I stumbled out of the haze that is Paul Thomas Anderson's "Inherent Vice" this afternoon and I didn't know which way was up. This is immersion of the highest order, a seductive ride that pulls you in if you're willing to go with it and not try to put the pieces together (I'm convinced the narrative makes sense, but I admit I failed to make sense of it, and I couldn't care less). And though it could in all likelihood hit a brick wall with the Academy (as has been the word on it for months, dating back to pre-NYFF), there are a few elements that I absolutely demand receive attention. If I may…
There's been an interesting misconception around DreamWorks' "How to Train Your Dragon 2" that seems to need correcting. Most eyes tend to be on domestic box office tallies, so the film's $176.8 million haul feels like a failure stacked against the 2010 original film's $217.5 million. But globally, "Dragon 2" blew past the original's $494.8 by over $100 million, settling in at $618.8 million, enough to make it the highest grossing animated film of the year.

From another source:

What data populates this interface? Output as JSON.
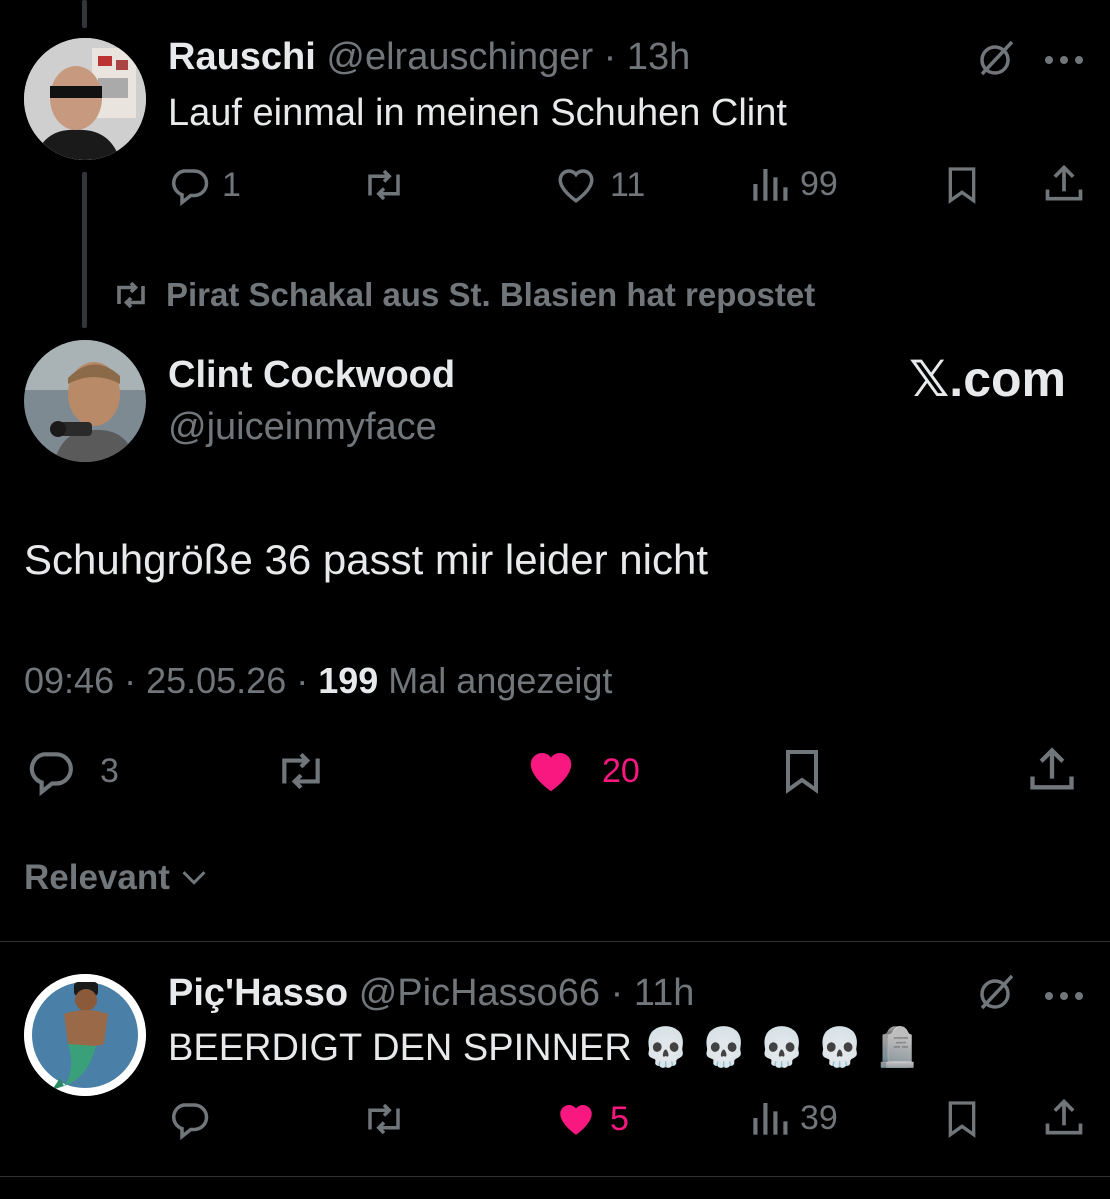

The American Society of Cinematographers (ASC) has named its nominees for the organization’s 29th Annual Outstanding Achievement Awards. HBO is the top network contender with three nominations, while Fox and Lifetime each earning two.
As awards contenders rise and fall in the last-minute deluge of film premieres and screenings that is November, one movie that continues to stick with this particular writer is J.C. Chandor's "A Most Violent Year." Sure, that seems silly considering the picture only debuted two weeks ago, but context is everything. We'll spare the names of the three other contenders I've seen since, that I need to remind myself I've actually seen. That's how impressive Chandor's period thriller is.

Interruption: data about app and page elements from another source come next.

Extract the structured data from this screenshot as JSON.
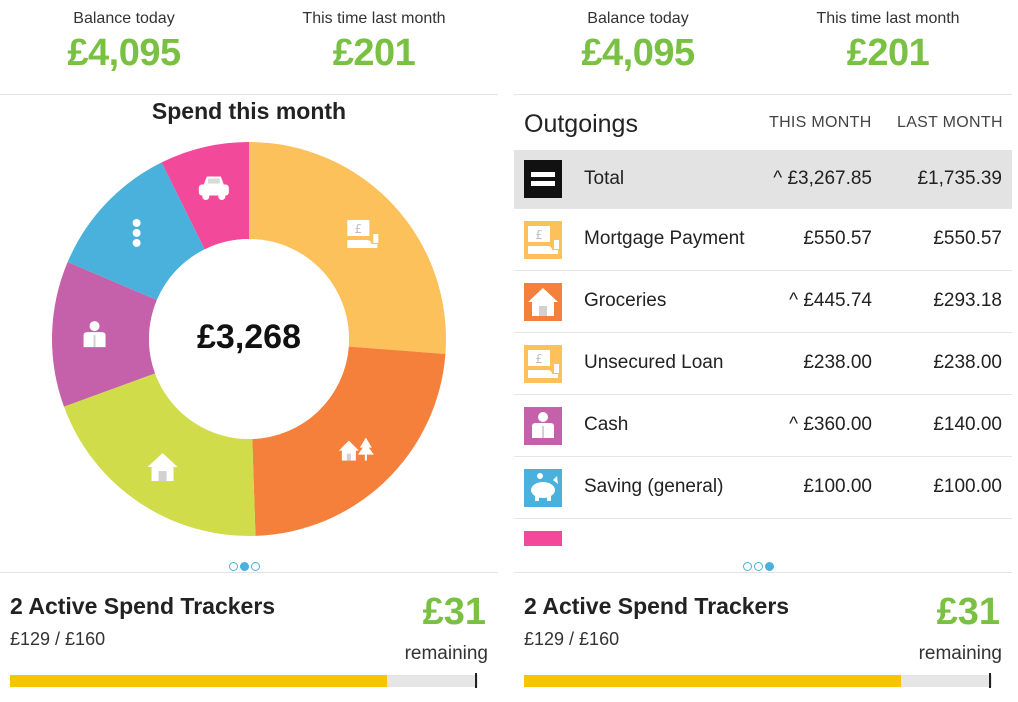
{
  "left_panel": {
    "header": {
      "balance_label": "Balance today",
      "balance_value": "£4,095",
      "last_month_label": "This time last month",
      "last_month_value": "£201"
    },
    "chart_title": "Spend this month",
    "center_value": "£3,268",
    "pager": {
      "active_index": 1,
      "count": 3
    },
    "tracker": {
      "title": "2 Active Spend Trackers",
      "subtitle": "£129 / £160",
      "amount": "£31",
      "remaining_label": "remaining",
      "progress_fraction": 0.806
    }
  },
  "right_panel": {
    "header": {
      "balance_label": "Balance today",
      "balance_value": "£4,095",
      "last_month_label": "This time last month",
      "last_month_value": "£201"
    },
    "outgoings": {
      "title": "Outgoings",
      "col_this_month": "THIS MONTH",
      "col_last_month": "LAST MONTH",
      "rows": [
        {
          "label": "Total",
          "this_month": "^ £3,267.85",
          "last_month": "£1,735.39",
          "icon": "total-icon",
          "color": "#111111"
        },
        {
          "label": "Mortgage Payment",
          "this_month": "£550.57",
          "last_month": "£550.57",
          "icon": "money-hand-icon",
          "color": "#fcc15a"
        },
        {
          "label": "Groceries",
          "this_month": "^ £445.74",
          "last_month": "£293.18",
          "icon": "house-icon",
          "color": "#f4803c"
        },
        {
          "label": "Unsecured Loan",
          "this_month": "£238.00",
          "last_month": "£238.00",
          "icon": "money-hand-icon",
          "color": "#fcc15a"
        },
        {
          "label": "Cash",
          "this_month": "^ £360.00",
          "last_month": "£140.00",
          "icon": "person-icon",
          "color": "#c560aa"
        },
        {
          "label": "Saving (general)",
          "this_month": "£100.00",
          "last_month": "£100.00",
          "icon": "piggy-bank-icon",
          "color": "#4ab0dc"
        }
      ]
    },
    "pager": {
      "active_index": 2,
      "count": 3
    },
    "tracker": {
      "title": "2 Active Spend Trackers",
      "subtitle": "£129 / £160",
      "amount": "£31",
      "remaining_label": "remaining",
      "progress_fraction": 0.806
    }
  },
  "colors": {
    "accent_green": "#7ac143",
    "tracker_yellow": "#f6c400",
    "pager_blue": "#4ab0dc"
  },
  "chart_data": {
    "type": "pie",
    "title": "Spend this month",
    "center_label": "£3,268",
    "slices": [
      {
        "icon": "money-hand-icon",
        "value": 788.57,
        "color": "#fcc15a"
      },
      {
        "icon": "house-tree-icon",
        "value": 700,
        "color": "#f4803c"
      },
      {
        "icon": "house-icon",
        "value": 600,
        "color": "#d1dc4a"
      },
      {
        "icon": "person-icon",
        "value": 360,
        "color": "#c560aa"
      },
      {
        "icon": "dots-icon",
        "value": 340,
        "color": "#4ab0dc"
      },
      {
        "icon": "car-icon",
        "value": 220,
        "color": "#f3499a"
      }
    ]
  }
}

Patrick Radden Keefe's New Yorker story "The Hunt for El Chapo" is a terrifying, bizarre, and occasionally funny look at modern drug trafficking. Delving into the lavish world of Joaquín Guzmán Loera, the leader of Mexico’s Sinaloa cartel, Keefe finds a quirky character pulling strings for a murderous bunch who love their Instagram. The DEA manhunt for Loera, that ended this past February, lasted a decade. The best kingpins can live a life of luxury and still avert paramilitary. Loera was the best of the best. Those are the types that get movies made about their lives.
Before Steve McQueen directed features like "Hunger," "Shame," and the Best Picture-winning "12 Years a Slave," he was a video artist whose work appeared in museums and galleries. "End Credits" was one such work, an audio/video installation projecting pages of the FBI’s McCarthy-era investigation of actor-activist Paul Robeson while a voiceover reads the reports’ cringe-worthy details aloud. McQueen’s topical explorations took experimental shape, many fascinations that first popped up in visual art have crept into his big screen work. According to the director, "End Credits" will undergo the same evolution — McQueen has announced that he’ll direct a feature film based on Robeson’s life.

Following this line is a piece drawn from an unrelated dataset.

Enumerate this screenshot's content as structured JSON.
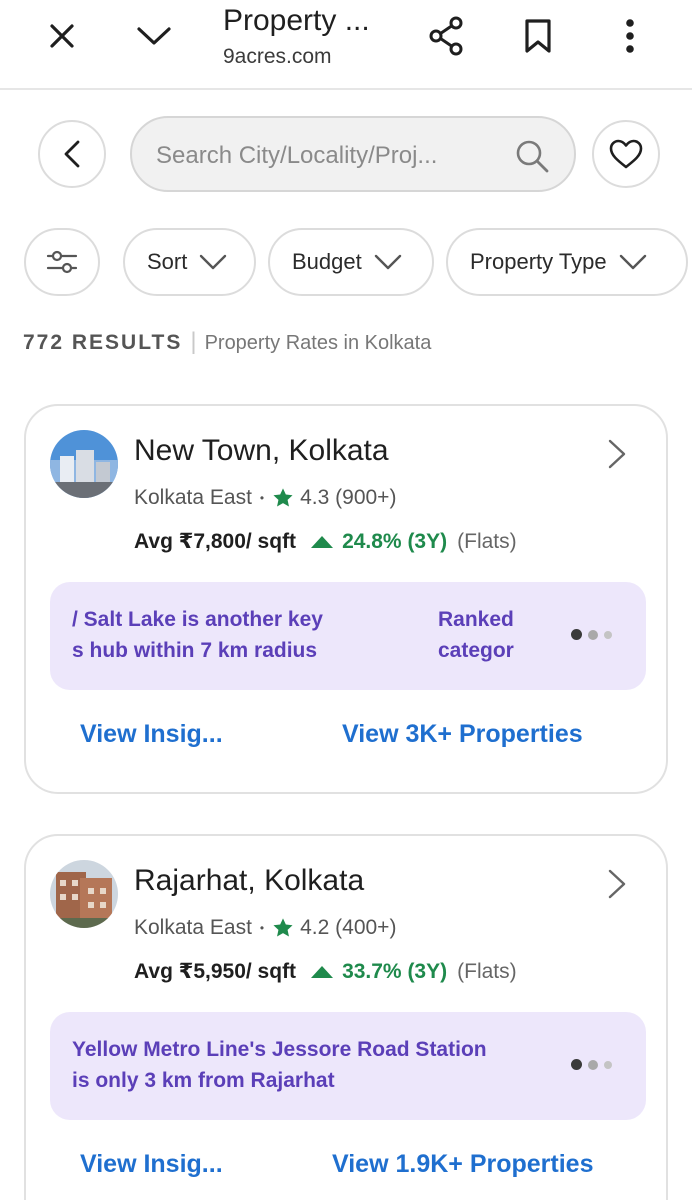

For the first time in probably, well, ever, the Best Director category has a real shot at featuring two female nominees. It goes without saying how much that would mean, but it's early days and let's not get ahead of ourselves, all of that.
A successful, vibrant career as a character doesn’t always translate to awards. Take J.K. Simmons, who hasn’t received many accolades over his 20-plus year career, while being one of the most reliably energized performers working today. He’s appeared in multiple films for the Coen Brothers, Jason Reitman, Woody Allen, and anchored Sam Raimi’s "Spider-Man" trilogy. He’s no stranger to television, where he’s done everything HBO’s "OZ" to recent sitcom "Growing Up Fisher" to Nickelodeon’s "Legend of Korra." He’s even validated video games with his talent, voicing characters in "Command & Conquer: Red Alert 3" and "Portal 2."
Casting Simmons in "Whiplash," as the vicious jazz band instructor Fletcher, was as much a gift to director Damien Chazelle and his fans as it likely was to the hard-working thespian. When handed a meaty role, Simmons sinks his teeth in as deep as they go.
"Dude, you know the movie 'Foxcatcher'?"
"Yeah, I know Foxcatcher. We saw it yesterday."
"OK, you know how there weren’t any real foxes in it?"
"Yeah, Steve Carell’s farm was called 'Foxcatcher.'"
"Right, but what if there were?"
"What if there were what?"
"What if there were foxes."
"What if Foxcatcher had foxes in it?"
"Yeah, or… if Foxcatcher were about foxes."
"'Foxcatcher' starring foxes?"
"And a foxcatcher."
"That’s stu—…get me to the Internet."
And that, friends, is how YouTube comedy videos are born.
Rare: Movie musicals. Very rare: Original movie musicals. Basically non-existent: Original, live-action movie musicals. What was once the bread and butter of Hollywood’s studio system is basically the ambler-encased mosquito in "Jurassic Park." If anyone could revive that dino DNA into a brand new behemoth, it’s Hugh Jackman. He’ll do just that next summer, when he begins shooting the long-gestating "Greatest Showman on Earth."